__ABOUT THIS EXERCISE__. Nothing but a number should be returned: the count of lines in the records that contain "title".

BEGIN DATA

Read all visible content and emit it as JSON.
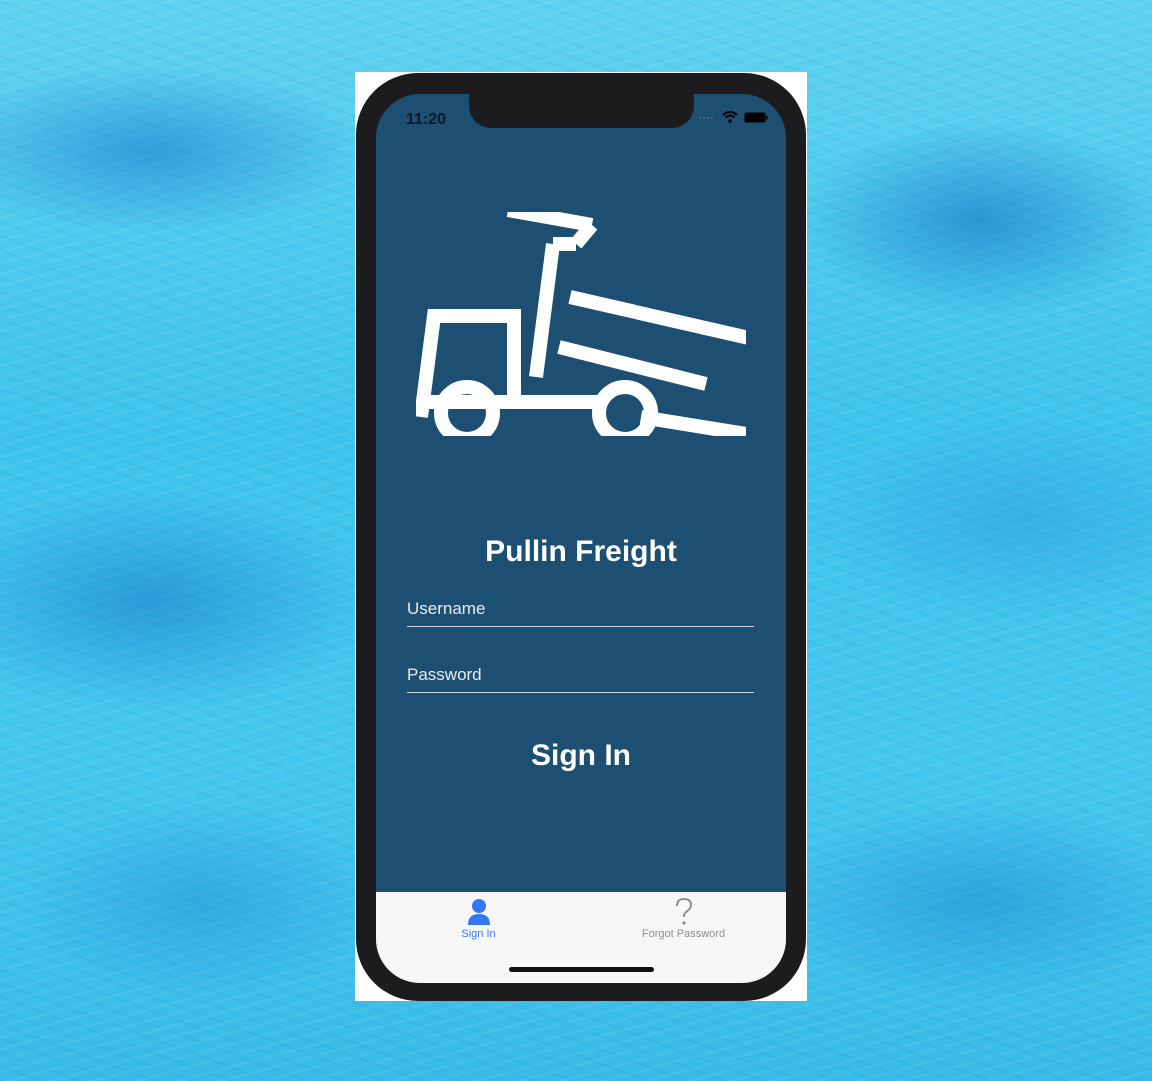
{
  "status_bar": {
    "time": "11:20",
    "icons": [
      "signal-icon",
      "wifi-icon",
      "battery-icon"
    ]
  },
  "app": {
    "title": "Pullin Freight",
    "logo_icon": "dump-truck-icon"
  },
  "form": {
    "username_placeholder": "Username",
    "password_placeholder": "Password",
    "sign_in_label": "Sign In"
  },
  "tab_bar": {
    "tabs": [
      {
        "label": "Sign In",
        "icon": "person-icon",
        "active": true
      },
      {
        "label": "Forgot Password",
        "icon": "question-mark-icon",
        "active": false
      }
    ]
  },
  "colors": {
    "screen_background": "#1c4f72",
    "accent": "#3478f6",
    "tab_bar_background": "#f7f7f7",
    "water_background": "#45c8ee"
  }
}
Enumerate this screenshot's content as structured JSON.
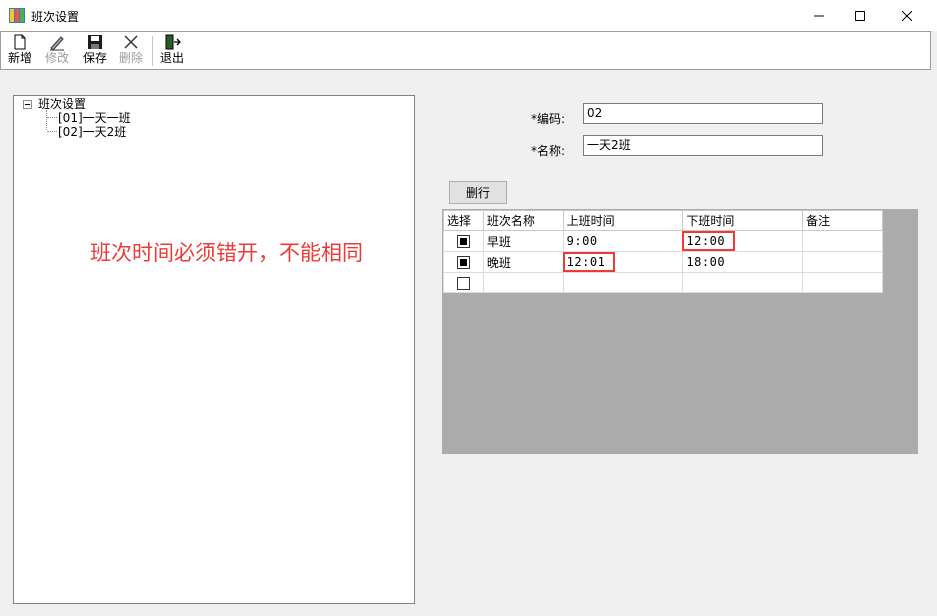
{
  "window": {
    "title": "班次设置"
  },
  "toolbar": {
    "buttons": [
      {
        "label": "新增",
        "icon": "new-document-icon",
        "enabled": true
      },
      {
        "label": "修改",
        "icon": "edit-pencil-icon",
        "enabled": false
      },
      {
        "label": "保存",
        "icon": "save-disk-icon",
        "enabled": true
      },
      {
        "label": "删除",
        "icon": "delete-x-icon",
        "enabled": false
      },
      {
        "label": "退出",
        "icon": "exit-door-icon",
        "enabled": true
      }
    ]
  },
  "tree": {
    "root": "班次设置",
    "children": [
      "[01]一天一班",
      "[02]一天2班"
    ]
  },
  "annotation": "班次时间必须错开，不能相同",
  "form": {
    "code_label": "*编码:",
    "code_value": "02",
    "name_label": "*名称:",
    "name_value": "一天2班"
  },
  "delete_row_label": "删行",
  "grid": {
    "headers": [
      "选择",
      "班次名称",
      "上班时间",
      "下班时间",
      "备注"
    ],
    "rows": [
      {
        "selected": true,
        "name": "早班",
        "start": "9:00",
        "end": "12:00",
        "note": "",
        "highlight_end": true
      },
      {
        "selected": true,
        "name": "晚班",
        "start": "12:01",
        "end": "18:00",
        "note": "",
        "highlight_start": true
      },
      {
        "selected": false,
        "name": "",
        "start": "",
        "end": "",
        "note": ""
      }
    ]
  },
  "colors": {
    "annotation": "#ee3a36",
    "grid_background": "#ababab"
  }
}
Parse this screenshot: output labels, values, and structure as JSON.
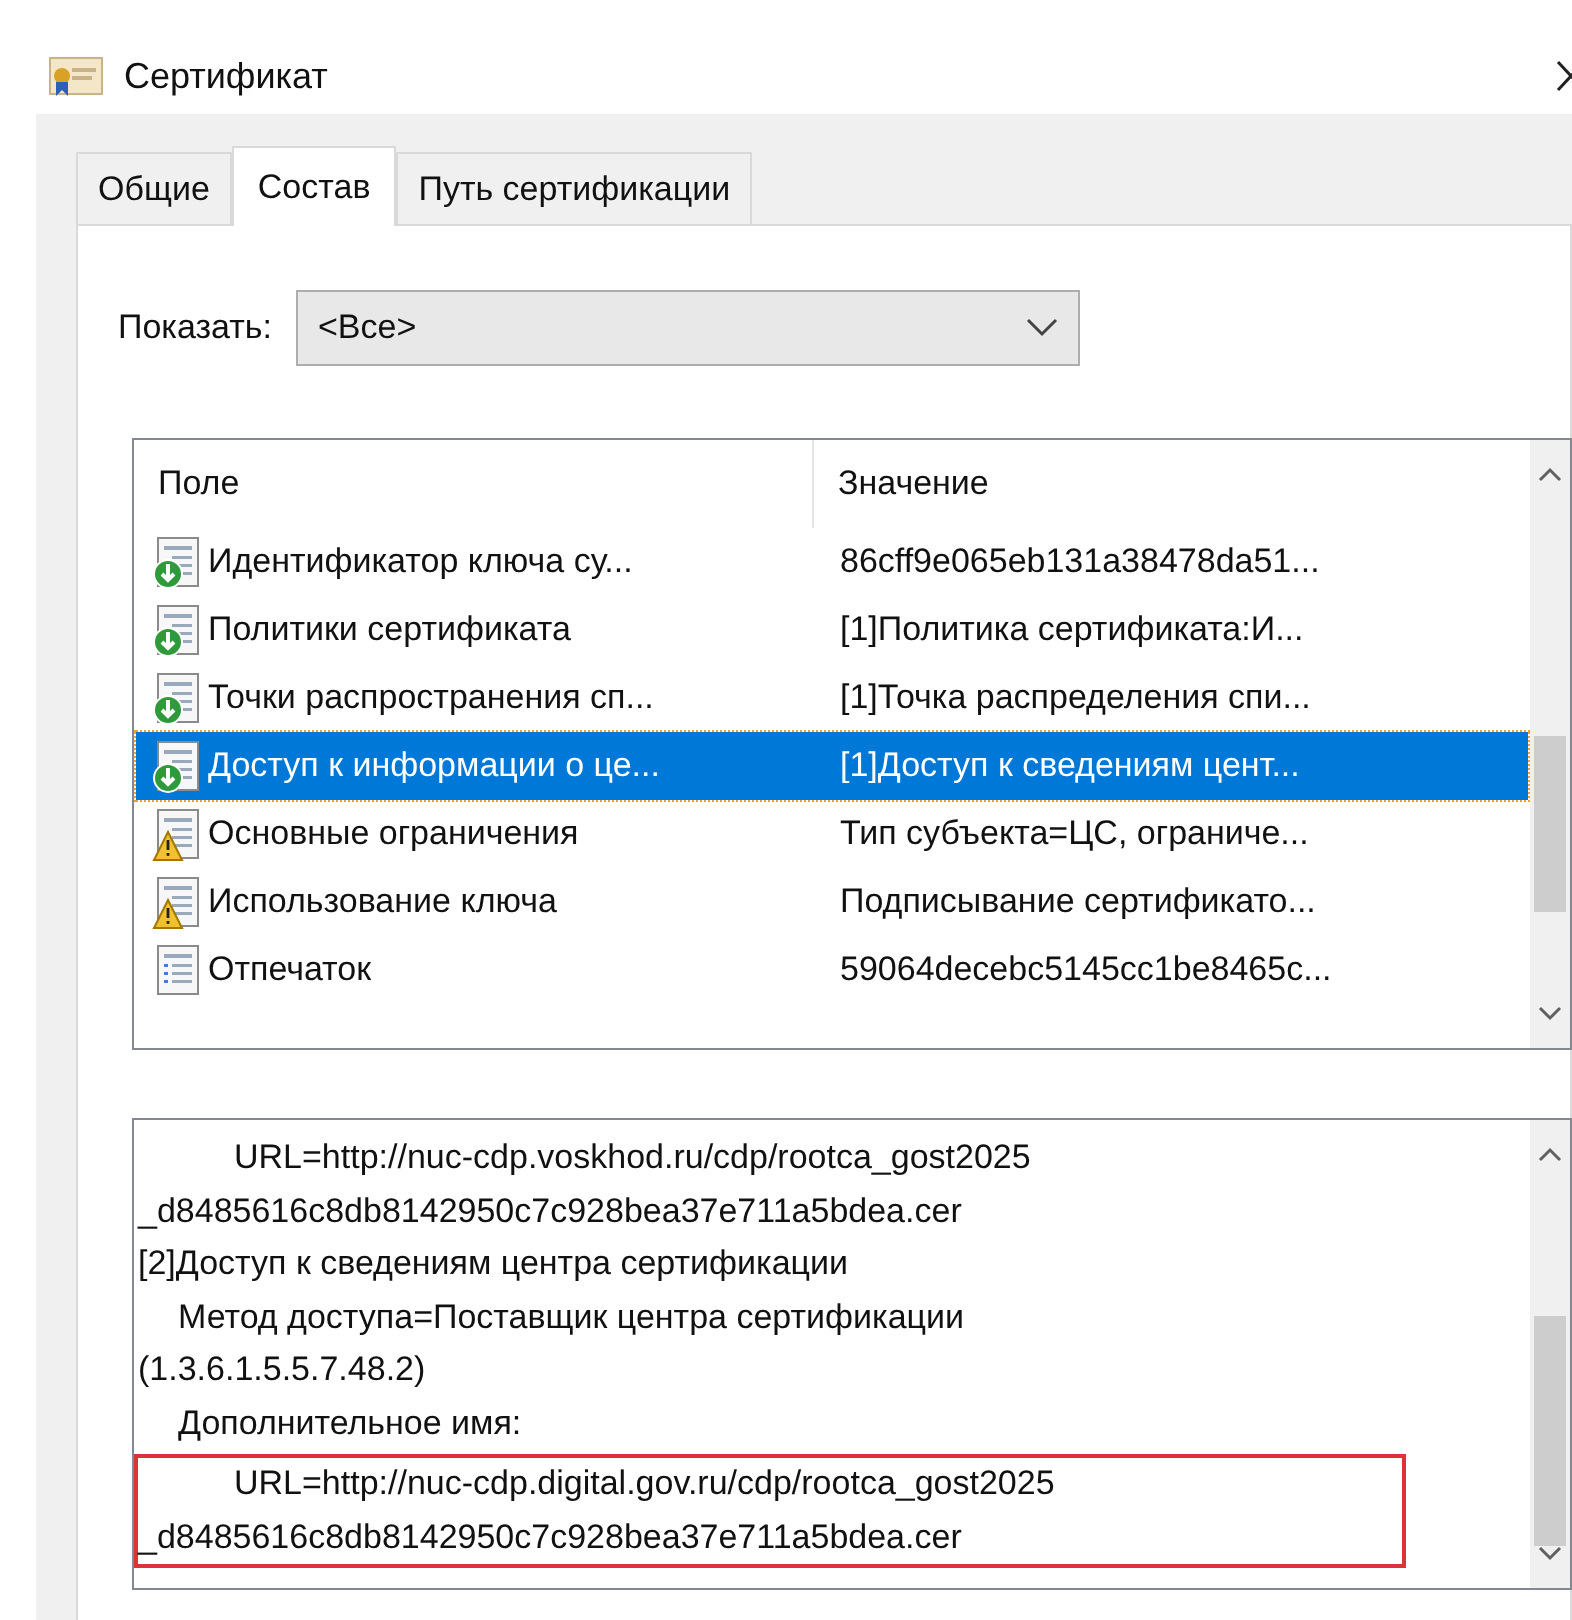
{
  "window": {
    "title": "Сертификат"
  },
  "tabs": [
    {
      "label": "Общие",
      "selected": false
    },
    {
      "label": "Состав",
      "selected": true
    },
    {
      "label": "Путь сертификации",
      "selected": false
    }
  ],
  "show": {
    "label": "Показать:",
    "value": "<Все>"
  },
  "fields": {
    "columns": [
      "Поле",
      "Значение"
    ],
    "rows": [
      {
        "kind": "extension",
        "name": "Идентификатор ключа су...",
        "value": "86cff9e065eb131a38478da51...",
        "selected": false
      },
      {
        "kind": "extension",
        "name": "Политики сертификата",
        "value": "[1]Политика сертификата:И...",
        "selected": false
      },
      {
        "kind": "extension",
        "name": "Точки распространения сп...",
        "value": "[1]Точка распределения спи...",
        "selected": false
      },
      {
        "kind": "extension",
        "name": "Доступ к информации о це...",
        "value": "[1]Доступ к сведениям цент...",
        "selected": true
      },
      {
        "kind": "critical",
        "name": "Основные ограничения",
        "value": "Тип субъекта=ЦС, ограниче...",
        "selected": false
      },
      {
        "kind": "critical",
        "name": "Использование ключа",
        "value": "Подписывание сертификато...",
        "selected": false
      },
      {
        "kind": "property",
        "name": "Отпечаток",
        "value": "59064decebc5145cc1be8465c...",
        "selected": false
      }
    ]
  },
  "detail": {
    "blocks": [
      {
        "highlighted": false,
        "lines": [
          {
            "kind": "deep",
            "text": "URL=http://nuc-cdp.voskhod.ru/cdp/rootca_gost2025"
          },
          {
            "kind": "plain",
            "text": "_d8485616c8db8142950c7c928bea37e711a5bdea.cer"
          },
          {
            "kind": "plain",
            "text": "[2]Доступ к сведениям центра сертификации"
          },
          {
            "kind": "nested",
            "text": "Метод доступа=Поставщик центра сертификации"
          },
          {
            "kind": "plain",
            "text": "(1.3.6.1.5.5.7.48.2)"
          },
          {
            "kind": "nested",
            "text": "Дополнительное имя:"
          }
        ]
      },
      {
        "highlighted": true,
        "lines": [
          {
            "kind": "deep",
            "text": "URL=http://nuc-cdp.digital.gov.ru/cdp/rootca_gost2025"
          },
          {
            "kind": "plain",
            "text": "_d8485616c8db8142950c7c928bea37e711a5bdea.cer"
          }
        ]
      }
    ]
  }
}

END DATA

__ANSWER FOR THIS EXERCISE__. 3